Haruhiko Kuroda has a new plan. He’s going to buy $2.5 billion of something that doesn’t exist.
Markets were roiled Friday after the Bank of Japan unveiled measures including purchasing exchange-traded funds that track companies which are “proactively making investment in physical and human capital.” The central bank will spend 300 billion yen ($2.5 billion) a year from April buying such securities to offset the market impact as it resumes selling stocks purchased earlier from financial institutions.
The only problem is such ETFs have never been made in Japan, at least not yet. Even as fund providers start hundreds of so-called “smart beta” products that choose stocks based on everything from dividends to volatility, ETFs that pick companies for how they deploy their cash are rare in global markets.
“These kinds of ETFs don’t exist now. Using capital spending as a factor in deciding what goes in an ETF is quite unusual,” said Koei Imai, who oversees $25 billion of ETFs at Nikko Asset Management Co. in Tokyo. “I think the message from the BOJ is for us to go out and make them.”
The central bank is aware such products aren’t yet available and in the meantime will buy ETFs tracking the JPX-Nikkei Index 400, a government-backed equity measure started last year that chooses companies based on return on equity and operating profit. The BOJ also already purchases ETFs linked to the Nikkei 225 Stock Average and Topix index and owns roughly half of the market for ETFs in Japan.

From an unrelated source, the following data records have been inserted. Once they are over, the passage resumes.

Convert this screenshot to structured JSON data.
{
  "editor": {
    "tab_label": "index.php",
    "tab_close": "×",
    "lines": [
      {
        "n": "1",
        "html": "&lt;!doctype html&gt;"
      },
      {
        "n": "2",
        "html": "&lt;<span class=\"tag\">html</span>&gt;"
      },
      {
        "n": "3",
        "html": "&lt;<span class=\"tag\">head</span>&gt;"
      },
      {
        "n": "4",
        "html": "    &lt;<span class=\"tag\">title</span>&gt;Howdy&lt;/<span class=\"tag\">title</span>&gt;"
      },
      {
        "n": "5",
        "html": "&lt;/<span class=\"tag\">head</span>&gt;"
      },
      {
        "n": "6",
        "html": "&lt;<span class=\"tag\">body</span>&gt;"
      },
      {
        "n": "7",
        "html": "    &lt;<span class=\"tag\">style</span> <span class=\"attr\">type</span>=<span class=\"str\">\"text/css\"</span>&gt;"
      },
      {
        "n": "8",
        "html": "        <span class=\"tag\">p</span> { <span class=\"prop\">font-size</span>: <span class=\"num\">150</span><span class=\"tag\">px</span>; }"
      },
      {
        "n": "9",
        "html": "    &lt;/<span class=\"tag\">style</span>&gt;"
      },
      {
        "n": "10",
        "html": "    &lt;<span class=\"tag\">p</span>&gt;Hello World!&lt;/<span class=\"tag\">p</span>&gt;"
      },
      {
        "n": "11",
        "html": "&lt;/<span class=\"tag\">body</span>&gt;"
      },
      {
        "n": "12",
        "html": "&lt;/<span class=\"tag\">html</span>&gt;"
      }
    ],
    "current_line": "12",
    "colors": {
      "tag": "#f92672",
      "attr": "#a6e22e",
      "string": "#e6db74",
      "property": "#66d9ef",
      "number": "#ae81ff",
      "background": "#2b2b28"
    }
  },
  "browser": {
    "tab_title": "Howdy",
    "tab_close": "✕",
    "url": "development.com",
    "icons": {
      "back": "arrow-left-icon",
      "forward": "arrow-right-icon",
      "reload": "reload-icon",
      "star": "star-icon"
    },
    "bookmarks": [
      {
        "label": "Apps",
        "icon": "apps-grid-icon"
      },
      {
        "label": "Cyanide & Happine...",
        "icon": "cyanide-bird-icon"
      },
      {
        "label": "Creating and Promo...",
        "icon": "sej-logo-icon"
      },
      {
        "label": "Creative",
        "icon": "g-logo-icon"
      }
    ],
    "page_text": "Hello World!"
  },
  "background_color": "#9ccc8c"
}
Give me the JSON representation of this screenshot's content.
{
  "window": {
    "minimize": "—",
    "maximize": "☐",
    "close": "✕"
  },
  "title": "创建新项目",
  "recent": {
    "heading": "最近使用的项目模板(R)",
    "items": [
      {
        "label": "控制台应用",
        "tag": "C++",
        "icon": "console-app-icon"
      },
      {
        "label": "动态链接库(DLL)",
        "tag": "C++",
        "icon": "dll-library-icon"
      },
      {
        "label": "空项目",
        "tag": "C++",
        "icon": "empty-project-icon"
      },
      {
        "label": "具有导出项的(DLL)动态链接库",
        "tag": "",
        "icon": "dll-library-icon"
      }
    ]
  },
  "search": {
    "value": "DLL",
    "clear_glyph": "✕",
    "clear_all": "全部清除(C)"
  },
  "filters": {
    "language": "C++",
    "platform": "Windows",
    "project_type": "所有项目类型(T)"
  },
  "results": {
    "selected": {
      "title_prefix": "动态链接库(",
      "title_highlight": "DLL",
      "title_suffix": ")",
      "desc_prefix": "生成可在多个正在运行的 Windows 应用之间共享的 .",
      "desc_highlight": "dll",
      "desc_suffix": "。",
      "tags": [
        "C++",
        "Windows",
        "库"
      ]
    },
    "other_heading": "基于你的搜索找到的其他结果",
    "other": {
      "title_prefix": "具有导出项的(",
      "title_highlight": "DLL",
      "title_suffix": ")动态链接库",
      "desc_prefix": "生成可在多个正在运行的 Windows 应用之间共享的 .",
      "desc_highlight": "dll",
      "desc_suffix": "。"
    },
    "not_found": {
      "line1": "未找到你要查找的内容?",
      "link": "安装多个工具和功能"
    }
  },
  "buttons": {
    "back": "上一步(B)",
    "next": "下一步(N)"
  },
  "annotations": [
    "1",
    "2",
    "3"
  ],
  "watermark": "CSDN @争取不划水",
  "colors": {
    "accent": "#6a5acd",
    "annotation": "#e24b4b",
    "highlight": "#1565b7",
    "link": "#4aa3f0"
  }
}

“High-capex indexes are in their infancy in all markets but it is something we have looked at in the past and have some familiarity with,” said Jason Miller, head of BlackRock Inc.’s ETF unit in Japan, who says his company offers no such ETFs globally. “It is no surprise to see greater demand for this tilt to quality, particularly given the macro backdrop.”
In May, Elkhorn Investments started an ETF in the U.S. that tracks the S&P 500 Capex Efficiency Index, which invests in companies that have boosted sales through capital expenditures. The ETF has attracted $1.2 million in assets.
No products like the ones the BOJ intends to buy are listed on the Tokyo bourse, according to Japan Exchange Group Inc. spokeswoman Miwa Aonuma. She declined to comment on whether there are plans to start such ETFs.
Besides the ETF boost, Kuroda lengthened the average remaining maturity of government bonds bought and increased the maximum amount the bank can own of each Japan Real Estate Investment Trust. The Nikkei 225 whipsawed on Friday as investors digested the central bank announcement, ending down 1.9 percent after jumping as much as 2.7 percent. The index extended declines Monday, losing 1.7 percent at the lunch break.
For Okasan Online Securities Co., the program runs the risk of meddling in the equity market when such ETFs are eventually created, by favoring certain shares over others.
“It’s the same as if the Bank of Japan were buying individual stocks, rather than pushing up the overall market,” said Yoshihiro Ito, chief strategist at the brokerage. “This part also left a bad taste in the market.”